by Simon Reynolds
So much of the fabric of modern pop originates in reggae. Dub's
ganjadelic echo-effects anticipated the remix-mania of today's club
music, while the slurred gibberish of DJ talkover is one of the
sources of rap. Right now, dancehall's ragga chants and fidgety
production is influencing emergent British genres like Apache
Indian's bhangramuffin and jungle (a manic offshoot of techno).
And I have a farfetched theory that the yodelling falsetto of
Morrissey (who once declared "reggae is vile") has secret links with
the milky chirruping of Junior Byles and Barrington Levy.
"Tougher Than Tough: The Story Of Jamaican Music" (Mango/Island)
traces the evolution of reggae from 1958 to the present. It starts
with the 78 rpm proto-ska of the Folkes Brothers' "Oh Carolina" and
ends - four discs and 95 tracks later - with Shaggy's 1993 ragga-
remake of the same song. Reggae's roots lie in American soul and
R&B, but as with most pop breakthroughs, mimicry led to mutation, as
Black American dance was subtly warped in synch with the Caribbean
vibe. Ska's jerky pulse and rocksteady's chugging grooves both have
the same monochrome sound and upful aura as Wilson Pickett or Booker
T & The MG's, but Jamaican musicians shifted emphasis from the
downbeat to the 'afterbeat', and thus created a New Thing.
As rocksteady evolved into roots reggae and dub, the Jamaican

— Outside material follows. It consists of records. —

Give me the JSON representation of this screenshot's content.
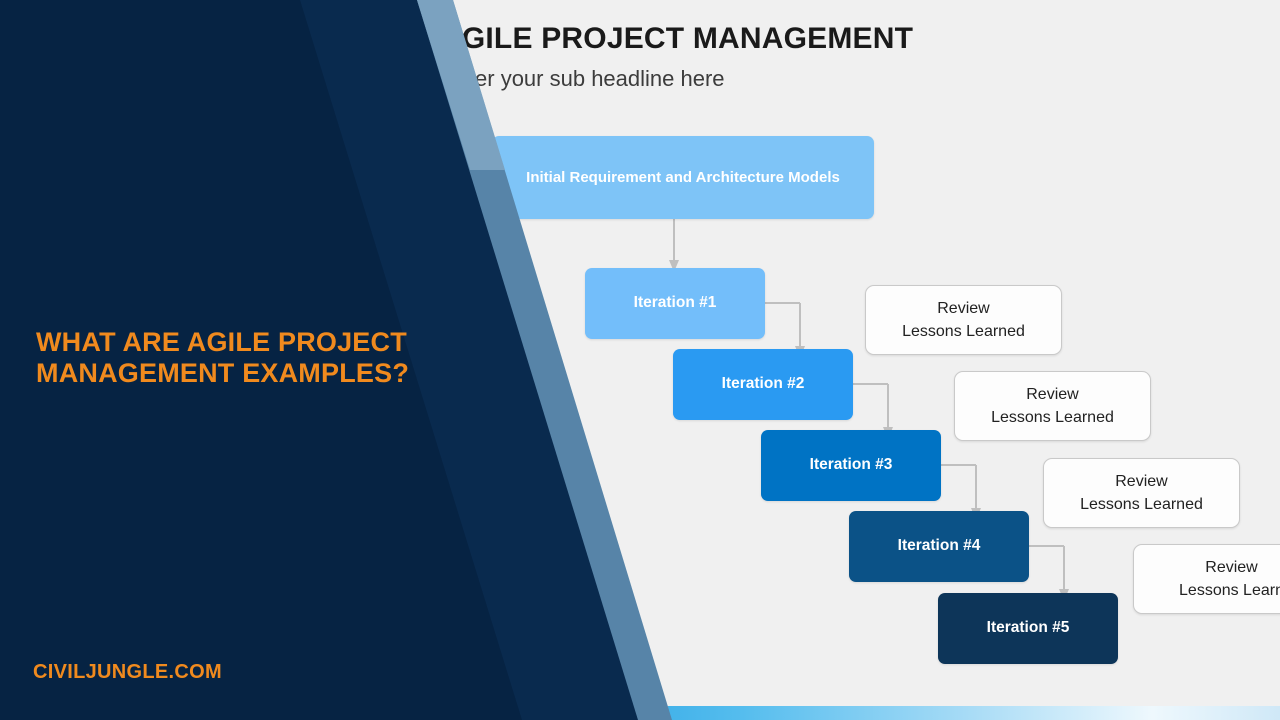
{
  "left_panel": {
    "headline": "WHAT ARE AGILE PROJECT MANAGEMENT EXAMPLES?",
    "brand": "CIVILJUNGLE.COM",
    "accent_color": "#f08a1e",
    "background_color": "#062343",
    "stripe_color": "#5784a8"
  },
  "slide": {
    "title": "AGILE PROJECT MANAGEMENT",
    "subtitle": "Enter your sub headline here",
    "background_color": "#f0f0f0"
  },
  "diagram": {
    "root": {
      "label": "Initial Requirement and Architecture Models",
      "color": "#7ec4f7"
    },
    "iterations": [
      {
        "label": "Iteration #1",
        "color": "#73befa"
      },
      {
        "label": "Iteration #2",
        "color": "#2a9af2"
      },
      {
        "label": "Iteration #3",
        "color": "#0073c4"
      },
      {
        "label": "Iteration #4",
        "color": "#0b5287"
      },
      {
        "label": "Iteration #5",
        "color": "#0d3559"
      }
    ],
    "reviews": [
      {
        "line1": "Review",
        "line2": "Lessons Learned"
      },
      {
        "line1": "Review",
        "line2": "Lessons Learned"
      },
      {
        "line1": "Review",
        "line2": "Lessons Learned"
      },
      {
        "line1": "Review",
        "line2": "Lessons Learn"
      }
    ],
    "connector_color": "#bfbfbf"
  },
  "bottom_bar": {
    "gradient_from": "#0b4c8c",
    "gradient_to": "#eef8fd"
  }
}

elements became more defined: the bass became more pronounced and
melodic, while producers like King Tubby and Lee Perry used reverb to
heighten the music's spatiality. In the '80's, reggae went digital,
just like US black pop from swingbeat to rap. But dancehall, argues
Linton Kwesi Johnson in the box set's hefty booklet, is at once
futuristic and primal: a cyber-pagan resurrection of the ritual beats
favoured by African cults like Etu and Kumina.
What Johnson and other commentators shy away from is the role of drugs. Most crucial
shifts in pop history have occurred when drugs interface with
technology to make possible new forms of listening. Just as
psychedelia coincided with the arrival of LSD and stereo/8 track
sound, similarly 70's dub had everything to do with marijuana's
heightening of sonic dimension and depth.
In the Eighties, Jamaica became a stop-over in the cocaine trade routes; this probably has something to do with ragga's jittery beats, apoplectic vocals and gangsta
vibe. Throughout its history, reggae has oscillated between two
extremes, symbolised by the rude boy and the natty dread: between
macho swagger and mellow spirituality, ghetto survivalism and Rasta
dreams of escaping to a halcyon homeland (Zion).
Crammed with great songs, Disc 4 agitates against the notion
that reggae declined musically in the Eighties as the fire of
militant spirituality faded.
Nonetheless, Disc 3 surpasses the rest, covering reggae's commercial and aesthetic zenith from 1975-81, and ranging from the luscious pop of Gregory Isaacs and Sugar Minott to
the apocalyptic dread of Willie Williams' "Armagideon Time" and Max
Romeo's "War In A Babylon". While the bubbling rhythms of Black Uhuru
and Junior Delgado are dub-inflected, there's not enough pure dub
here for me. Why no Augustus Pablo, Prince Far I, King Tubby or Mad
Professor? Then again, as Island supremo Chris Blackwell points out,
Jamaica has the highest per capita rate of musical output in the
world. Inevitably, as massive as it is, this compilation could only
scratch the surface. Which it does quite superbly.